Geoffrey Lawrence

Director of Research

Geoffrey Lawrence is director of research at Nevada Policy.

Lawrence has broad experience as a financial executive in the public and private sectors and as a think tank analyst. Lawrence has been Chief Financial Officer of several growth-stage and publicly traded manufacturing companies and managed all financial reporting, internal control, and external compliance efforts with regulatory agencies including the U.S. Securities and Exchange Commission.  Lawrence has also served as the senior appointee to the Nevada State Controller’s Office, where he oversaw the state’s external financial reporting, covering nearly $10 billion in annual transactions. During each year of Lawrence’s tenure, the state received the Certificate of Achievement for Excellence in Financial Reporting Award from the Government Finance Officers’ Association.

From 2008 to 2014, Lawrence was director of research and legislative affairs at Nevada Policy and helped the institute develop its platform of ideas to advance and defend a free society.  Lawrence has also written for the Cato Institute and the Heritage Foundation, with particular expertise in state budgets and labor economics.  He was delighted at the opportunity to return to Nevada Policy in 2022 while concurrently serving as research director at the Reason Foundation.

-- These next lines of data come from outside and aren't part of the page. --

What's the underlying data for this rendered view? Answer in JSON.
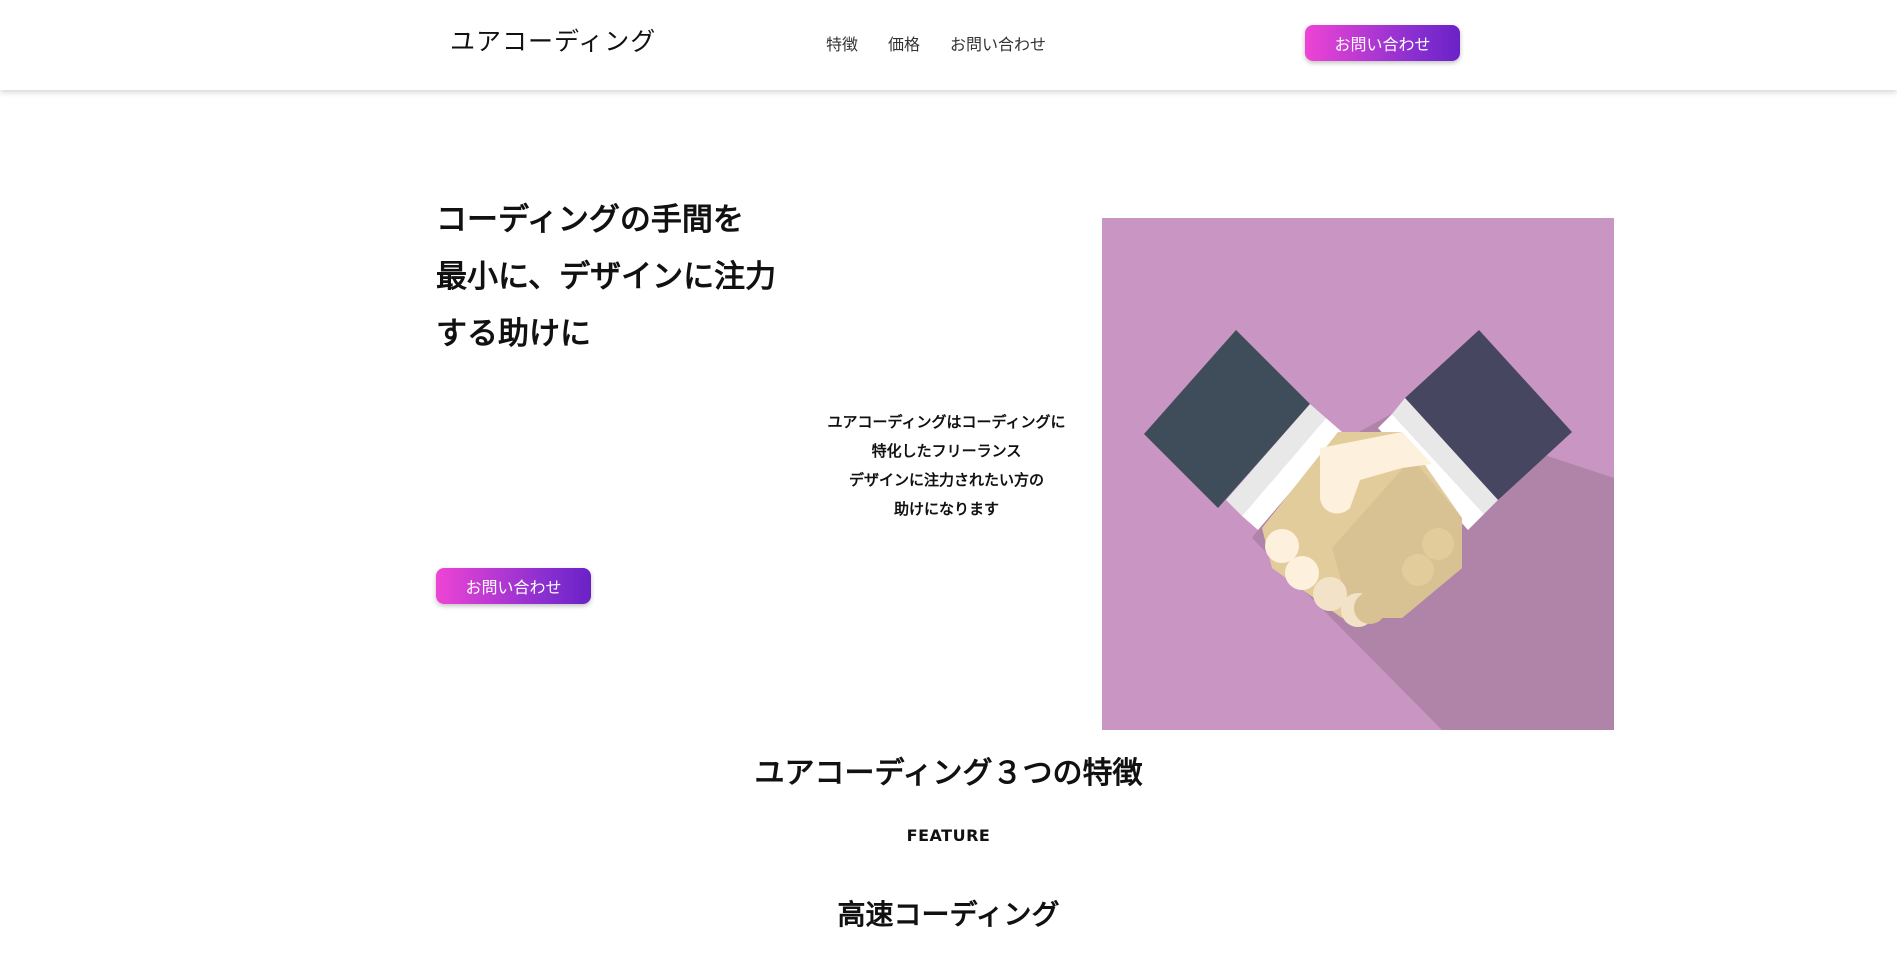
{
  "header": {
    "logo": "ユアコーディング",
    "nav": [
      "特徴",
      "価格",
      "お問い合わせ"
    ],
    "cta_label": "お問い合わせ"
  },
  "hero": {
    "title_lines": [
      "コーディングの手間を",
      "最小に、デザインに注力",
      "する助けに"
    ],
    "description_lines": [
      "ユアコーディングはコーディングに",
      "特化したフリーランス",
      "デザインに注力されたい方の",
      "助けになります"
    ],
    "cta_label": "お問い合わせ",
    "image_icon": "handshake-icon"
  },
  "features": {
    "title": "ユアコーディング３つの特徴",
    "subtitle": "FEATURE",
    "first_feature_title": "高速コーディング"
  },
  "colors": {
    "button_gradient_start": "#ee44d4",
    "button_gradient_end": "#6a22c7",
    "image_background": "#c995c3"
  }
}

Lawrence holds an M.A. in international economics from American University in Washington, D.C., an M.S. and a B.S. in accounting from Western Governors University, and a B.A. in international relations from the University of North Carolina at Pembroke.  He lives in Las Vegas with his beautiful wife, Jenna, and their two kids, Carson Hayek and Sage Aynne.